  23. Olokoba AB, Bojuwoye BJ, Katibi IA, Salami K, Olokoba LB, Braimoh KT, Inikori AK: The effect of type 2 diabetes mellitus on fasting gallbladder volume. African Sci. 2006, 7:117-120.
  24. Saxena R, Sharma S, Dubey DC: Gallbladder disorder in type 2 diabetes mellitus cases. J Hum Ecol. 2005, 18:169-171. 10.1080/09709274.2005.11905825
  25. De Santis A, Attili AF, Corradini SG, et al.: Gallstones and diabetes: a case‐control study in a free‐living population sample. Hepatology. 1997, 25:787-790.
  26. Jørgensen T: Gall stones in a Danish population. Relation to weight, physical activity, smoking, coffee consumption, and diabetes mellitus. Gut. 1989, 30:528-534. 10.1136/gut.30.4.528
Original article
peer-reviewed

Prevalence of Non-insulin-dependent Diabetes Mellitus Among Patients with Cholelithiasis: A Single-centered, Cross-sectional Study


Author Information

Sidra Ali

Medicine, Dow University of Health Sciences (DUHS), Karachi, Pakistan

Shaik Tanveer Ahamad

Department of Medicine, Deccan College of Medical Sciences, Hyderabad, IND

Abdul Subhan Talpur Corresponding Author

Medicine, Liaquat University of Medical and Health Sciences, Jamshoro, PAK

Shreeya Parajuli

Research, Annapurna Neurological Institute and Allied Sciences (anias)

Jawad Farooq

Medicine, Liaquat University of Medical and Health Sciences, Jamshoro, PAK


Ethics Statement and Conflict of Interest Disclosures

Human subjects: Consent was obtained by all participants in this study. Liaquat University of Medical and Health Sciences issued approval DOC# LUMHS/CE/PG/-34/38. Animal subjects: All authors have confirmed that this study did not involve animal subjects or tissue. Conflicts of interest: In compliance with the ICMJE uniform disclosure form, all authors declare the following: Payment/services info: All authors have declared that no financial support was received from any organization for the submitted work. Financial relationships: All authors have declared that they have no financial relationships at present or within the previous three years with any organizations that might have an interest in the submitted work. Other relationships: All authors have declared that there are no other relationships or activities that could appear to have influenced the submitted work.

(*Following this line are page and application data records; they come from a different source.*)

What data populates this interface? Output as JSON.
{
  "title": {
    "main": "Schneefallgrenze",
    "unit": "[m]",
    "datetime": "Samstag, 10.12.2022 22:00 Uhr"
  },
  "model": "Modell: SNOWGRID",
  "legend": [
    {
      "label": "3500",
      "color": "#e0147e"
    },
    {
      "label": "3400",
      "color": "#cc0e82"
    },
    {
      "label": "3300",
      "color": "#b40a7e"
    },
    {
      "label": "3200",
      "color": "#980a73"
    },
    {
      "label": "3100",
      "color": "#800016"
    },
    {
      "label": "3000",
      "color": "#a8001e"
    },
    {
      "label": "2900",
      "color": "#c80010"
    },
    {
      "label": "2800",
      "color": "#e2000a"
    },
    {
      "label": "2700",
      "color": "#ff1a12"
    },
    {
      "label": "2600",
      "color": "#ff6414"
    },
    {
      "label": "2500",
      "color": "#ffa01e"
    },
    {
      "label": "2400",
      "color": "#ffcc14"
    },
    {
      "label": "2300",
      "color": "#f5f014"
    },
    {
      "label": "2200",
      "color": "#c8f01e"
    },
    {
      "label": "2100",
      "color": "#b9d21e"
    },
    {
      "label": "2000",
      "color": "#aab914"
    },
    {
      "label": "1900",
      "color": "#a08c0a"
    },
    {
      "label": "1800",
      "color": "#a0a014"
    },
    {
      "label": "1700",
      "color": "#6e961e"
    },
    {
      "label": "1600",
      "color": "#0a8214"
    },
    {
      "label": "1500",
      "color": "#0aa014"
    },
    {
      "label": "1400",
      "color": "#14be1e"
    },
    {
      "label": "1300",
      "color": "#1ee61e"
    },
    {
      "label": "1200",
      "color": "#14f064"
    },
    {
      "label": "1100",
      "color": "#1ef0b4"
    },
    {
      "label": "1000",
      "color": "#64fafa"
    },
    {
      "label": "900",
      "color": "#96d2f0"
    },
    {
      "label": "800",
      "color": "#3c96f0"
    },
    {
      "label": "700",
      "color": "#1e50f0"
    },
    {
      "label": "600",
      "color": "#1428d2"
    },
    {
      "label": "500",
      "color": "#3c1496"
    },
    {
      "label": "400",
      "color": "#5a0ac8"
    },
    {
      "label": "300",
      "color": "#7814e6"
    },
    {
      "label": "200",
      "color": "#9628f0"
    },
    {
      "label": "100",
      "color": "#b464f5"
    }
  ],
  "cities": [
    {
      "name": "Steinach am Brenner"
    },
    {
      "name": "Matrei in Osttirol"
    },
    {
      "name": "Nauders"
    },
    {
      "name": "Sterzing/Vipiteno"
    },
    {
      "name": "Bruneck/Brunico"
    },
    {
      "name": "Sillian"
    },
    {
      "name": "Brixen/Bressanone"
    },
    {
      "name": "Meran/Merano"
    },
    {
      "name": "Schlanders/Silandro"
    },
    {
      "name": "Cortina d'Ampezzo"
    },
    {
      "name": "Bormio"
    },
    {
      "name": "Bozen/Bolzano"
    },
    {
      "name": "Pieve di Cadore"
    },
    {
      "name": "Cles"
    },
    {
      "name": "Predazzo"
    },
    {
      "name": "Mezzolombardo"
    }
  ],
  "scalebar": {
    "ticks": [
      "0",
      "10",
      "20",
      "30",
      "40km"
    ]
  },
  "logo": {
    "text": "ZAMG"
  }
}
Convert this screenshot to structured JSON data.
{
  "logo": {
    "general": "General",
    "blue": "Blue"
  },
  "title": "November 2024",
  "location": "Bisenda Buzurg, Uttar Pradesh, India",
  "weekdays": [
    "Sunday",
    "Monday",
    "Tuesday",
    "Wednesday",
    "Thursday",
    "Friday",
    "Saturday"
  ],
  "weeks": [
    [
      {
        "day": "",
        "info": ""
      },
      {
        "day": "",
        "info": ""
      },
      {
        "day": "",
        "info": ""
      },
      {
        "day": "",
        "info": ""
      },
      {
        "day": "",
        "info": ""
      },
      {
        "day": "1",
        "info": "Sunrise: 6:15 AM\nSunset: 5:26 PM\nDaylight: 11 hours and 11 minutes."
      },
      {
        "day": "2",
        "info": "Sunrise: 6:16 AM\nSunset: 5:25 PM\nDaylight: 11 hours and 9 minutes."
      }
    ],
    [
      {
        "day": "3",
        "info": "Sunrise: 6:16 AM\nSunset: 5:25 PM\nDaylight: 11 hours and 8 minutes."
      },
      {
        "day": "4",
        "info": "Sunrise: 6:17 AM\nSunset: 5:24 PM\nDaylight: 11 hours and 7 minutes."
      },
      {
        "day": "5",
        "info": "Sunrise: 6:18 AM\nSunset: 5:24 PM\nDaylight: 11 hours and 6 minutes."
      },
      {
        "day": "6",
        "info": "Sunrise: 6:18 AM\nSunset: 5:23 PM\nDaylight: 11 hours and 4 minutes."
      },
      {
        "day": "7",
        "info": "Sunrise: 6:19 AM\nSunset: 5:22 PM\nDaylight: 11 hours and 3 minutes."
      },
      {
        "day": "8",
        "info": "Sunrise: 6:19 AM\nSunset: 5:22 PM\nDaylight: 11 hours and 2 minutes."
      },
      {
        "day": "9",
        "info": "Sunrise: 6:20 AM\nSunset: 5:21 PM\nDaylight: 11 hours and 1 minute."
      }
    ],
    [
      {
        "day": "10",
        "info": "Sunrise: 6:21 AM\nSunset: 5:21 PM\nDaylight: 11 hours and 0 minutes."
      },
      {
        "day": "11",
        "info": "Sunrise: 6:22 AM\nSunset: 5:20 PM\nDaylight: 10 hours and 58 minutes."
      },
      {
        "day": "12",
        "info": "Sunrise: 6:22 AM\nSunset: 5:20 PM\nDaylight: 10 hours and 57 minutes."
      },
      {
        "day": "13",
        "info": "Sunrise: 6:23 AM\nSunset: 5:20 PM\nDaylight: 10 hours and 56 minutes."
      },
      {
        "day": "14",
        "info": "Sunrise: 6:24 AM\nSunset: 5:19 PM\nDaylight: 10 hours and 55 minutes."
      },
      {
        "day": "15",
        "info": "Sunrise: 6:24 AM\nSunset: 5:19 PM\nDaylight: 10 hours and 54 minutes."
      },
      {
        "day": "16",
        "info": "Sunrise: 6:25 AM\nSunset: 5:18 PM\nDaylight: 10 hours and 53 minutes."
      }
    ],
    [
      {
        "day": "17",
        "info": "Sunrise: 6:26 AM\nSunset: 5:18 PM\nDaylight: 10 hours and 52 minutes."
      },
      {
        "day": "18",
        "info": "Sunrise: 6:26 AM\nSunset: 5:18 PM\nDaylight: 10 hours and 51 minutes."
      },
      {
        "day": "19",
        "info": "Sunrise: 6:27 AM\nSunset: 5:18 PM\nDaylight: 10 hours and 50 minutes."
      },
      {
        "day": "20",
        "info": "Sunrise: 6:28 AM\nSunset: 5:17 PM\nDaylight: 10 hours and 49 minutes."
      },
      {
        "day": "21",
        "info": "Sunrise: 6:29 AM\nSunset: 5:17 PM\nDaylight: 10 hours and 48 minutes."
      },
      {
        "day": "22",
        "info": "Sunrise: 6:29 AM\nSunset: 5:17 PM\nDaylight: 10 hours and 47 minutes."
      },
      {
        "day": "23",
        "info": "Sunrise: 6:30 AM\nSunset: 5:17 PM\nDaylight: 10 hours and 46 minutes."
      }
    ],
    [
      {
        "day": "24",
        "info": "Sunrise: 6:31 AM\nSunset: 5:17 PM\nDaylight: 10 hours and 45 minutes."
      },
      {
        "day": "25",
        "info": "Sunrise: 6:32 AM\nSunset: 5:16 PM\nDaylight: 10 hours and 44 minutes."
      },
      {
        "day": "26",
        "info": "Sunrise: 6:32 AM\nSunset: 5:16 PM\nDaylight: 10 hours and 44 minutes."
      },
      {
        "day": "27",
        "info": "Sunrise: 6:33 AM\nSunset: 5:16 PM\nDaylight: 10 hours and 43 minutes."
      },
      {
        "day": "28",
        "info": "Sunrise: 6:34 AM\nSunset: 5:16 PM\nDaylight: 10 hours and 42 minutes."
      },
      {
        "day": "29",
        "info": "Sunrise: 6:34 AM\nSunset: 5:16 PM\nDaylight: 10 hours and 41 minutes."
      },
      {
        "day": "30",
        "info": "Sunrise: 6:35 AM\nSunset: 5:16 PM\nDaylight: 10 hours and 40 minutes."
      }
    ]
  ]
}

Original article
peer-reviewed

Prevalence of Non-insulin-dependent Diabetes Mellitus Among Patients with Cholelithiasis: A Single-centered, Cross-sectional Study


Figures etc.

SIQ
2.3
RATED BY 4 READERS
CONTRIBUTE RATING

Scholary Impact Quotient™ (SIQ™) is our unique post-publication peer review rating process. Learn more here.